Dataset rows for apps and sites:
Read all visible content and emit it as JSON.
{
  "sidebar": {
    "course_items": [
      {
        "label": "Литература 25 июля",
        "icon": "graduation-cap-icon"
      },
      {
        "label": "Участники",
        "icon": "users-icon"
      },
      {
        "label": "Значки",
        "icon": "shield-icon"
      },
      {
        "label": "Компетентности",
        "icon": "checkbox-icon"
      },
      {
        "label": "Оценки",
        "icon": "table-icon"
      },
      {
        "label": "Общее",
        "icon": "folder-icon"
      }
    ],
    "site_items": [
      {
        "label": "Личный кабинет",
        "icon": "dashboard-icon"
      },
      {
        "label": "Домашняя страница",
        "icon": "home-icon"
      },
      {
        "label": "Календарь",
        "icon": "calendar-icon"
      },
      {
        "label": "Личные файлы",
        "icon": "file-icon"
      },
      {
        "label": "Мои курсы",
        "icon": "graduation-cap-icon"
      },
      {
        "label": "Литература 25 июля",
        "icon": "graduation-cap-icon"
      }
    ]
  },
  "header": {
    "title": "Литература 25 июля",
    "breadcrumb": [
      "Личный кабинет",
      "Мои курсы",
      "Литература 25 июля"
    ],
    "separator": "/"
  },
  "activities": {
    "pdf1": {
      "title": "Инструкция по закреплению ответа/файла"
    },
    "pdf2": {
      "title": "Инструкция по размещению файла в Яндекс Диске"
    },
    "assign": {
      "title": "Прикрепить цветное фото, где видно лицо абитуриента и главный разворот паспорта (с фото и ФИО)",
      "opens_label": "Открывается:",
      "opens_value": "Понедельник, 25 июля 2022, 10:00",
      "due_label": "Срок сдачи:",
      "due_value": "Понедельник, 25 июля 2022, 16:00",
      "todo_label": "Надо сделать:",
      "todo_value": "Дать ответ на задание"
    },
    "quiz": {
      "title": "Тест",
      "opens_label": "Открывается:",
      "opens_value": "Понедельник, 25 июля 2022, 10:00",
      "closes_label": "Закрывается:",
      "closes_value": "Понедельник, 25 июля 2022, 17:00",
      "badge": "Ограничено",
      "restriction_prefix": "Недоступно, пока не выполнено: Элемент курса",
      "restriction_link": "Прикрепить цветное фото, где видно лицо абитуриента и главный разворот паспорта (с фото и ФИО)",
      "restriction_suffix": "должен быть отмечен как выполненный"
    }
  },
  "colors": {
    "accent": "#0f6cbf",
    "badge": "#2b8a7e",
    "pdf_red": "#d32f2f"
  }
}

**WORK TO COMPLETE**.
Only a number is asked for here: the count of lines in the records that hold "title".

**THE COMPLETED TASK**.
5